Unfortunately, the office is more of a pressure-cooker than ever, says Robert J. Bies, Phd, professor of management at Georgetown's McDonough School of Business: "People are really concerned about job loss and their futures. They are in high anxiety mode and they don't believe anyone cares about them."
When employees and managers feel unsupported, they have a tendency to lash out, says Bies, co-author of Getting Even: The Truth About Workplace Revenge And How To Stop It. "They take justice into their own hands. And often they are egged on and supported by co-workers for those actions."
Common anger triggers could include a perceived "rule" violation (for instance, the promotion of someone who doesn't deserve it), an abuse of power (from a tyrannical or corrupt boss), or a personal attack (public criticism, for example).
While some people will vent anger in a public outburst -- or, worse, a physical confrontation -- quiet vengeance is more common. "Small, everyday acts of revenge include refusing to help others, working slower, or [giving someone] the silent treatment," says Bies.
But neither revenge nor outbursts are useful to employees -- and both are likely to damage your reputation along with your your organization's efficiency and bottom line. Bies suggests these 4 strategies for keeping your cool -- as well as others' -- and creating a more peaceful workplace.
1. Use a Mediator Getting help -- whether from your manager or HR -- can help you defuse a heated situation. If your office doesn't have a professional mediator on staff or you don't feel comfortable sharing your issue with HR, talk to your antagonist in a calm way that reflects how you want to be perceived professionally. "Remember Don Henley's [remark] that 'there are three sides to every story: yours, mine, and the cold hard truth,' and let the 'offender' tell her side of the story," urges Bies. If you gain an alternate perspective, you just might be able to work the situation out rather than let it simmer.
2. Avoid Provocations A little respect can prevent anger from building in the first place, so the best way to keep tempers cool is to follow the Golden Rule. "This means don't disrespect [others], especially in public, keep your promises, and follow the rules," Bies says.
If you're a manager and have to give bad news -- denying a request for a day off, or reject a project proposal -- be sure to explain why. People can be disappointed in your decision without being angered by it, as long as it seems appropriate and the process is fair and transparent.
3. Breathe This is crucial advice.
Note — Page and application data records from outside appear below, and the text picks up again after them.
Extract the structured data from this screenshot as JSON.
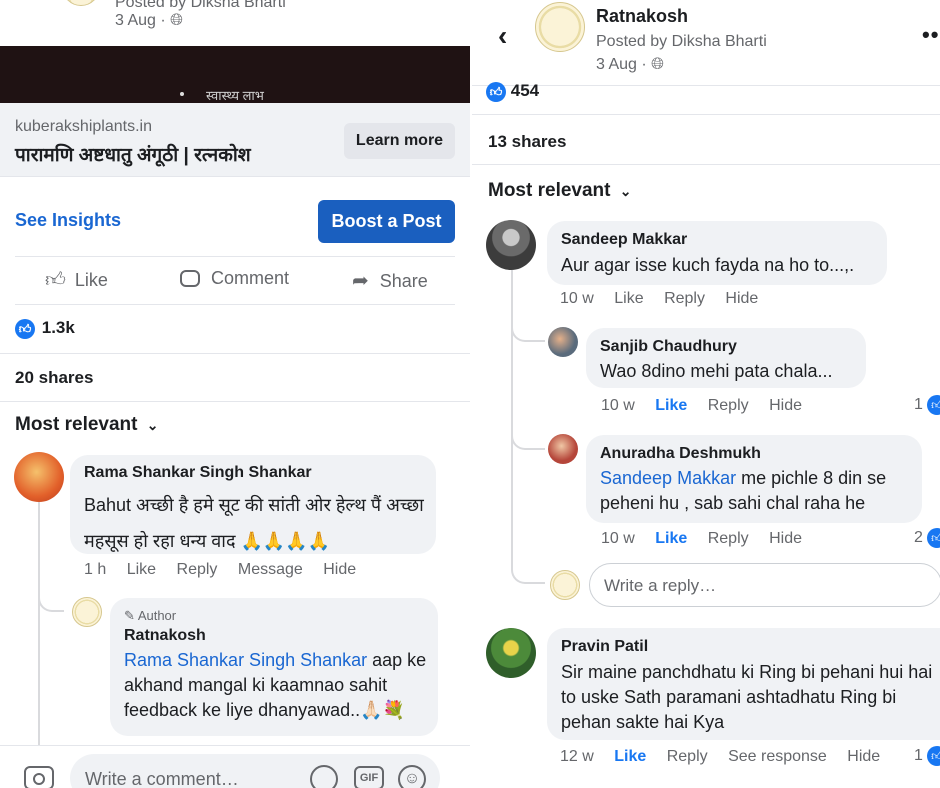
{
  "left": {
    "post_header": {
      "posted_by": "Posted by Diksha Bharti",
      "date": "3 Aug · "
    },
    "banner_text": "स्वास्थ्य लाभ",
    "ad": {
      "domain": "kuberakshiplants.in",
      "title": "पारामणि अष्टधातु अंगूठी | रत्नकोश",
      "cta": "Learn more"
    },
    "insights_label": "See Insights",
    "boost_label": "Boost a Post",
    "actions": {
      "like": "Like",
      "comment": "Comment",
      "share": "Share"
    },
    "reactions_count": "1.3k",
    "shares": "20 shares",
    "sort_label": "Most relevant",
    "comments": [
      {
        "name": "Rama Shankar Singh Shankar",
        "text": "Bahut अच्छी है हमे सूट की सांती ओर हेल्थ पैं अच्छा महसूस हो रहा धन्य वाद 🙏🙏🙏🙏",
        "time": "1 h",
        "like": "Like",
        "reply": "Reply",
        "message": "Message",
        "hide": "Hide"
      }
    ],
    "reply": {
      "badge": "Author",
      "name": "Ratnakosh",
      "mention": "Rama Shankar Singh Shankar",
      "text": " aap ke akhand mangal ki kaamnao sahit feedback ke liye dhanyawad..🙏🏻💐"
    },
    "composer_placeholder": "Write a comment…",
    "composer_gif": "GIF"
  },
  "right": {
    "page_name": "Ratnakosh",
    "posted_by": "Posted by Diksha Bharti",
    "date": "3 Aug · ",
    "reactions_count": "454",
    "shares": "13 shares",
    "sort_label": "Most relevant",
    "comments": [
      {
        "name": "Sandeep Makkar",
        "text": "Aur agar isse kuch fayda na ho to...,.",
        "time": "10 w",
        "like": "Like",
        "reply": "Reply",
        "hide": "Hide"
      },
      {
        "name": "Sanjib Chaudhury",
        "text": "Wao 8dino mehi pata chala...",
        "time": "10 w",
        "like": "Like",
        "reply": "Reply",
        "hide": "Hide",
        "likes": "1"
      },
      {
        "name": "Anuradha Deshmukh",
        "mention": "Sandeep Makkar",
        "text": " me pichle 8 din se peheni hu , sab sahi chal raha he",
        "time": "10 w",
        "like": "Like",
        "reply": "Reply",
        "hide": "Hide",
        "likes": "2"
      },
      {
        "name": "Pravin Patil",
        "text": "Sir maine panchdhatu ki Ring bi pehani hui hai to uske Sath paramani ashtadhatu Ring bi pehan sakte hai Kya",
        "time": "12 w",
        "like": "Like",
        "reply": "Reply",
        "see_response": "See response",
        "hide": "Hide",
        "likes": "1"
      }
    ],
    "reply_placeholder": "Write a reply…"
  },
  "colors": {
    "accent": "#1877f2",
    "boost_bg": "#1a5fbf",
    "bubble": "#f0f2f5",
    "meta": "#65676b"
  },
  "icons": [
    "globe-icon",
    "thumbs-up-icon",
    "comment-icon",
    "share-icon",
    "chevron-down-icon",
    "back-icon",
    "more-icon",
    "camera-icon",
    "sticker-icon",
    "gif-icon",
    "emoji-icon",
    "pencil-icon"
  ]
}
Whether you have to take a walk around the block to clear your head, or even sit in a bathroom stall for a breather, thinking before you speak can save your job. It's age-old advice, says Bies: "When angry, count to 10 before you speak. If very angry, count to 100."
4. Meet Anger with Compassion If someone on your team members does erupt, try to choose compassion over punishment. A Temple University study found that when managers gave additional support to angered subordinates, workplace tension dissipated. But when angry employees were punished or even fired, the researchers at Fox School of Business found no positive effect on office morale.